I argue that the single most constraint for SMBs is time. SMBs can be slow to adopt a BPMS because of the fact that everyone in the SMB is “heads down” in executing their day-to-day processes just to maintain their business (even if their processes are not efficient and/or cost controlling as they would like them to be). If the SMB spares even one resource to commit to a BPM initiative, that is one less person involved in operating their mission critical processes today. Over and above SMBs needing a flexible and powerful BPMS, SMBs need help from the BPMS providers themselves to augment their limited available resources. BPMS providers need to provide a full BPM solution to the SMBs which should include:

• Centers of Excellence (staffed by the BPM provider) which consults into the SMB

• Flexible E-Learning programs where SMBs can regularly and routinely learn how to leverage the BPMS

• Process Templates (which provide pre-built and “canned” common process solutions which are “plug and play”)

• Virtual, Hosted, and SaaS BPMS solutions which allow the SMBs the avoidance of having to invest time and money into hardware and on-premise software

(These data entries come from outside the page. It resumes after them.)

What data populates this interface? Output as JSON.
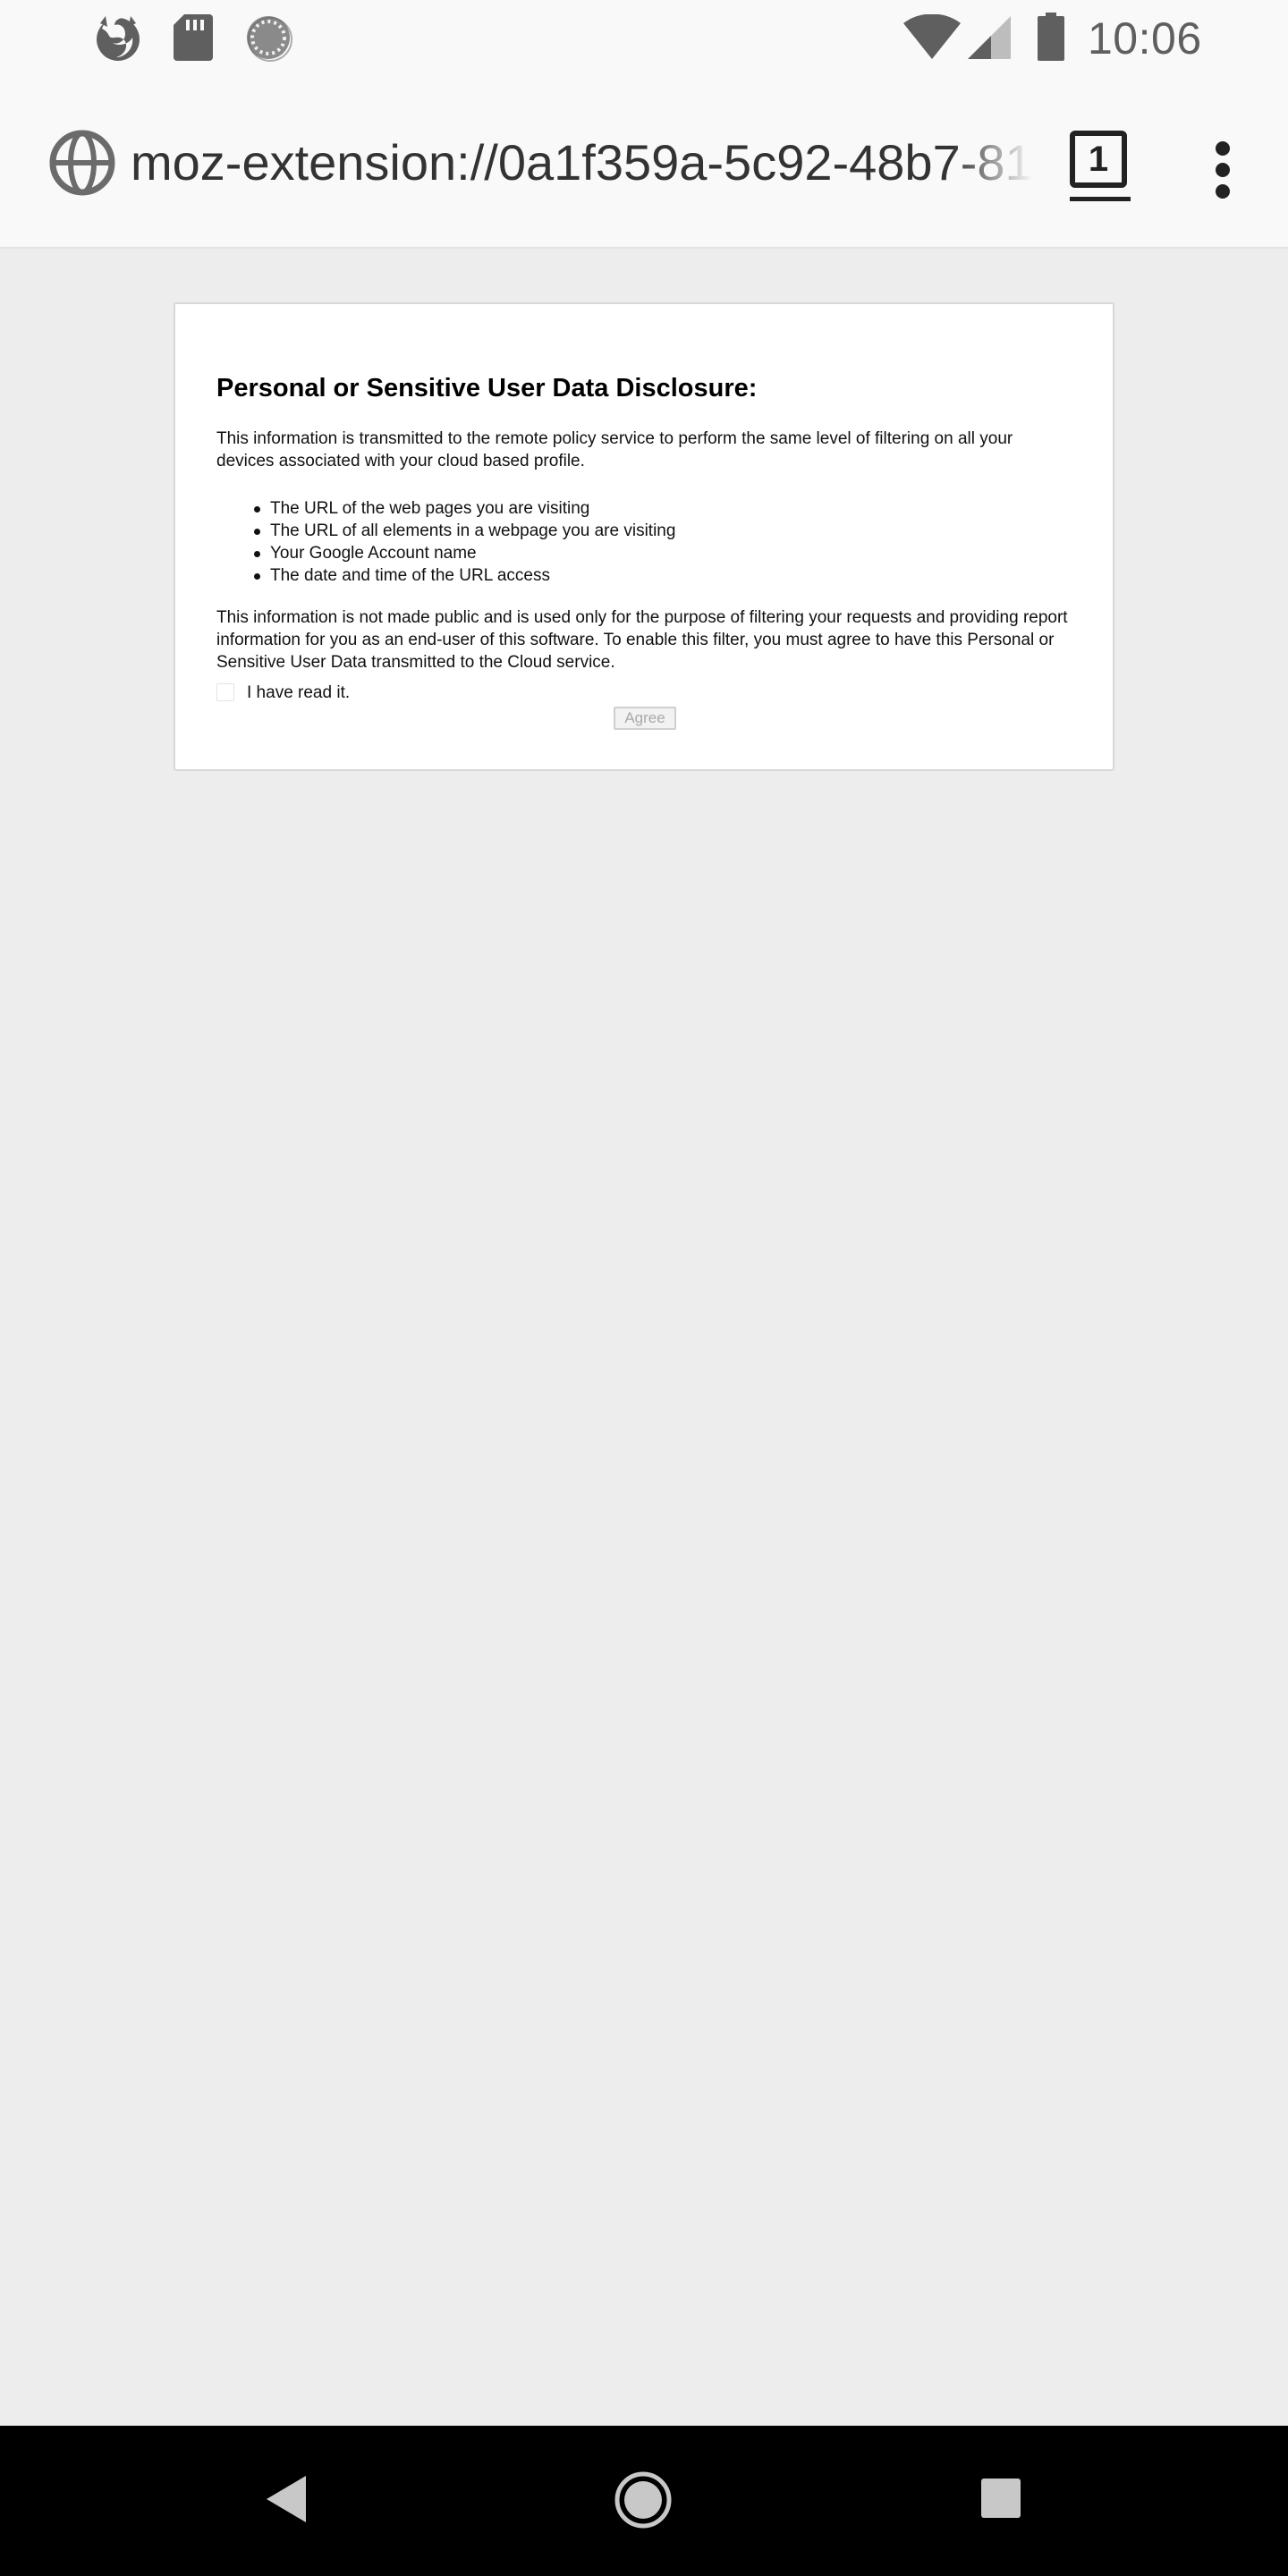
{
  "status_bar": {
    "time": "10:06",
    "notification_icons": [
      "firefox-icon",
      "sd-card-icon",
      "sync-icon"
    ],
    "system_icons": [
      "wifi-icon",
      "signal-icon",
      "battery-icon"
    ]
  },
  "toolbar": {
    "site_icon": "globe-icon",
    "url": "moz-extension://0a1f359a-5c92-48b7-81",
    "tab_count": "1",
    "menu_icon": "overflow-menu-icon"
  },
  "disclosure": {
    "title": "Personal or Sensitive User Data Disclosure:",
    "intro": "This information is transmitted to the remote policy service to perform the same level of filtering on all your devices associated with your cloud based profile.",
    "items": [
      "The URL of the web pages you are visiting",
      "The URL of all elements in a webpage you are visiting",
      "Your Google Account name",
      "The date and time of the URL access"
    ],
    "outro": "This information is not made public and is used only for the purpose of filtering your requests and providing report information for you as an end-user of this software. To enable this filter, you must agree to have this Personal or Sensitive User Data transmitted to the Cloud service.",
    "checkbox_label": "I have read it.",
    "checkbox_checked": false,
    "agree_label": "Agree",
    "agree_enabled": false
  },
  "nav_bar": {
    "buttons": [
      "back-icon",
      "home-icon",
      "recents-icon"
    ]
  },
  "colors": {
    "page_background": "#ededed",
    "toolbar_background": "#f9f9f9",
    "card_background": "#ffffff",
    "nav_background": "#000000"
  }
}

• Online BPM Communities, where SMBs can share knowledge, processes, best practices, and information

Phil Ayres said...

Chris, you have articulated some great points here. You are completely right about the departmental purchases of process improvement technology. Not many global companies have implemented their precious BPM suites in more than a couple of departments. Perhaps this is leaving huge potential for the BPM vendors, but it is also telling about the technology itself. What makes it so hard for organizations to adopt technology that is supposed to be so good for them if the ROI really does add up? So, let's not leave the departments of large enterprises out of the discussion.

Your point that that the biggest constraint to SMBs is time, seems reasonable. For that, the complex methodologies for BPM projects, involving business analysts, software developers, IT and half of your valuable operations resources just don't fly. Honestly if I was a department head and you told me that I needed a project manager, process analyst and at least one software developer to put in place an expense claims solution or HR employee onboarding process, I'd laugh. I don't neeed to be a lean, mean AP or HR machine, I need to make sure that work gets to the right people and can be found when needed, with minimal user training. Saving 5 minutes a day for each employee in HR is not worth the complete hell of a software project for 3 months (and all the people involved will back me up on that).

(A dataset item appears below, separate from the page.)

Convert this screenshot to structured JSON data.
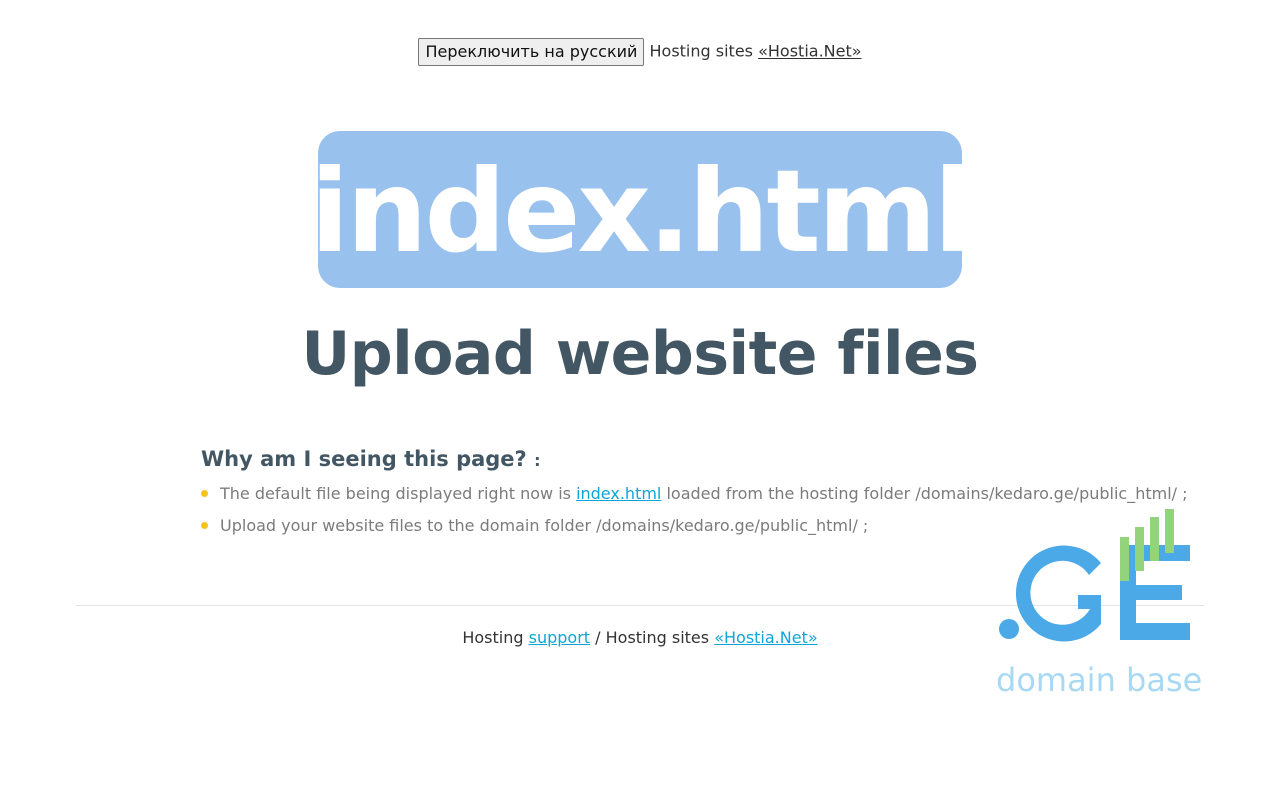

For my critical processes, the ones that make my company unique, sure, let's spend a little more time looking at them. My opinion here is that most organizations need to see how a system, any system, will affect their operations so that they can understand really where to focus their efforts in more detail. When consulting on BPM strategy I push this point with clients routinely when they are implementing BPM for the first time. They push back, because they want to really feel like big change is happening with the software investment they made. But in phase two they thank me, because they realize that some of their initial ideas were misplaced and would have been expensive unused features.

So, the five items you speak about are important for BPM. Though I feel that Centers of Excellence and E-learning give the impression of 'big software' and 'business re-engineering' and probably put a department head or SMB buyer on the defensive from the start. Your experience may well be different and I'd love to hear about it.

Anonymous said...

Till date I hardly knew about the job profile and the kind of work done by SMPs and BPM vendors.Reading this post I got to understand the clear image of their work profile and my conclusion come to the point that SMB market is under-served by the traditional BPM suite vendors.
Business Process Management